When will travelers stop being harassed?
Solitary female travellers all over the world are an inspiration to many. A short escape from the mundane life of work, studies, and stress in general helps us relax and unwind. Planning all the details to the letter, making checklists, or embracing absolute spontaneity are what keep us optimistic for better days.
So, when that exciting moment finally arrives to cross the border, what can possibly rain on one’s parade? The answer is: Sexist and misogynistic attitudes.
Incidents of harassment at airports are becoming more prevalent all over the world. Plenty of people become targets of racial, religious, or gender profiling, and face trouble on a regular basis. In Bangladesh, airports can be distressing to anyone, especially if you are a woman. The officer’s years of expertise should aid them in identifying a possible suspect, or tell apart any form of threat from an innocent individual. However, their behaviour does not demonstrate as such.
Recently, an online focus-grouped discussion consisting of girls and women of all ages and backgrounds compiled a list of derogatory comments and questions. While there is significant disparity in their educational or financial backgrounds, what they share is the condescending treatment from immigration officers at Bangladeshi airports.
Remarks or queries made by airport officers include: “Why aren’t you married?” “If you have been married for a few years, why don’t you have a baby yet?” “How can an unmarried woman run a business?” “Why is a single woman going to Thailand without a man?” “Why are you travelling without your husband?” Is your marriage alright?” “Are you going on holiday or running away from home?” “What’s the point of studying abroad?” “After marriage you will just have to cook.” “You got fatter than the photo in the passport but you also look prettier now.” “Your husband is deceased and you are travelling around with your male friends now?”
All these questions and remarks sound far worse when spoken in Bengali, along with the manner and delivery employed by the officers. People are questioned to the point where they panic over missing their flight.
All these bigoted remarks are unwarranted and unacceptable -- such inappropriate behaviour should be questioned and reported by anyone who has faced them. The authorities concerned should be informed about the hassle one has to go through. Given that our country is run by a strong female leader, it is absurd to question the competence of women in this era.
The severity of the problem is only aggravating -- female travellers feel like criminals standing in fear in their own country, and there needs to be more effort addressing this issue.
A female traveller took the initiative to inform the authorities, messaging details of her experience, and inquired if leaving her husband or children behind or travelling alone is a crime, that women have to be subjected to such humiliation from immigration officers.

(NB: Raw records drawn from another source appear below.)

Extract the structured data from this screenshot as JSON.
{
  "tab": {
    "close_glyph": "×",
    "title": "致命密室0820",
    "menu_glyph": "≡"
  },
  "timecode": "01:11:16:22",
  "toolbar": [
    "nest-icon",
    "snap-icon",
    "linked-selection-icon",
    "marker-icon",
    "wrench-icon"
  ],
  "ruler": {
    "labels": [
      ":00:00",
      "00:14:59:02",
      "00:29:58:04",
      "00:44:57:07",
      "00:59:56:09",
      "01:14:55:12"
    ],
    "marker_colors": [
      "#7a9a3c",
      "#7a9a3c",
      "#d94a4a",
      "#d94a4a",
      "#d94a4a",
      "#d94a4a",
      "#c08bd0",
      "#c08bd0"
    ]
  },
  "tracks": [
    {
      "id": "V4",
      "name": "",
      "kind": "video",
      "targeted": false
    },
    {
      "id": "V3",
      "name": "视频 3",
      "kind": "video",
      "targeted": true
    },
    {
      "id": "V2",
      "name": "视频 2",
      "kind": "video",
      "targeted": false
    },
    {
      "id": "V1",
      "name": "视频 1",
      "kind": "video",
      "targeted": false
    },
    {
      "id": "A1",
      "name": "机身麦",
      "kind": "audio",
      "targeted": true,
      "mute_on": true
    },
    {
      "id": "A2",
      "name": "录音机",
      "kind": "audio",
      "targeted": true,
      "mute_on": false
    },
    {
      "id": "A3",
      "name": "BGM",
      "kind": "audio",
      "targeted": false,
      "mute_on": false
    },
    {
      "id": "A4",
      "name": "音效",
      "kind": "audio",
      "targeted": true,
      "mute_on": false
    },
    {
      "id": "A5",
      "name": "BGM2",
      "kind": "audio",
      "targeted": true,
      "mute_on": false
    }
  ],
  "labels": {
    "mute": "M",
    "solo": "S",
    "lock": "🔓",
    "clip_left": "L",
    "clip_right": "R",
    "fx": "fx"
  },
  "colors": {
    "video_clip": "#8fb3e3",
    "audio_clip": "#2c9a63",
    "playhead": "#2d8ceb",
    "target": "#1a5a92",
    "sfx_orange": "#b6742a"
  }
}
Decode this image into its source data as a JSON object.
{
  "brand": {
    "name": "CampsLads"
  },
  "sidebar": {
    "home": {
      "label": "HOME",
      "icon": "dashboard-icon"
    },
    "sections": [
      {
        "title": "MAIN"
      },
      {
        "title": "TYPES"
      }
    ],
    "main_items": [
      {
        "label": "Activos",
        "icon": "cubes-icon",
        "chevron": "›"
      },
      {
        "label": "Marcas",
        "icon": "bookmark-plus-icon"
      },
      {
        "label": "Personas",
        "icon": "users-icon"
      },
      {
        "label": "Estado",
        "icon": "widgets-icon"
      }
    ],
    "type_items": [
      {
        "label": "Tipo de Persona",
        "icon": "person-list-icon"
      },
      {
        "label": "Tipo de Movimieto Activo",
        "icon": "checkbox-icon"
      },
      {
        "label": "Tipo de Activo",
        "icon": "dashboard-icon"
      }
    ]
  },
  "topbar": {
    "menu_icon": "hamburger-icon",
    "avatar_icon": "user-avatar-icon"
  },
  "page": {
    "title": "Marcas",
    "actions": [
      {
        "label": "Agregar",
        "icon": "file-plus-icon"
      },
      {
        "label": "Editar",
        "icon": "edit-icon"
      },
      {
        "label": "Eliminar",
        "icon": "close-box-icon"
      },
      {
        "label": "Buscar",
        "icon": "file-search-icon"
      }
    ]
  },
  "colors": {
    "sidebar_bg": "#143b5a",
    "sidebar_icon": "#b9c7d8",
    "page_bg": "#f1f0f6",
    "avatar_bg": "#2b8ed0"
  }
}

Asking questions about the purpose of travel is, of course, acceptable, and checking documents necessary -- but minimal decency is the least a traveller can expect from the officers. Unless there is serious suspicion for further inquiry, the officers are not entitled to asking questions which make passengers uncomfortable -- nor should they have any authority to pass unsolicited advice or uncomfortable personal opinions.
There is plethora of adjustments which need to be made in the existing system, and the authorities are indeed trying their best, with limited capacity, to make the airport experience better. These unfavourable situations arise due to the absence of institutional discipline, lack of morality, and underlying corruption in the departments.
Bangladeshi airports have been infamous in the past for tax evasion at customs, with officers annoying expats for “speed money” and luggage misplacement.
The rise of technology, the improvements made to the tourism sector and travel services offer a valuable platform for travellers worldwide. It is no longer perceived as a luxury, but rather a necessity to explore beyond our borders, to be able to explore out of our comfort zones.
The ingrained sexism in our patriarchal society not only reeks of bias, but can also dampen the travel experience for many tourists, home or abroad. Moving forward, training for proper etiquette and inquiry procedure is crucial for the airport staff and officers of Bangladesh.
Tanishaa Arman Akangkha is a researcher.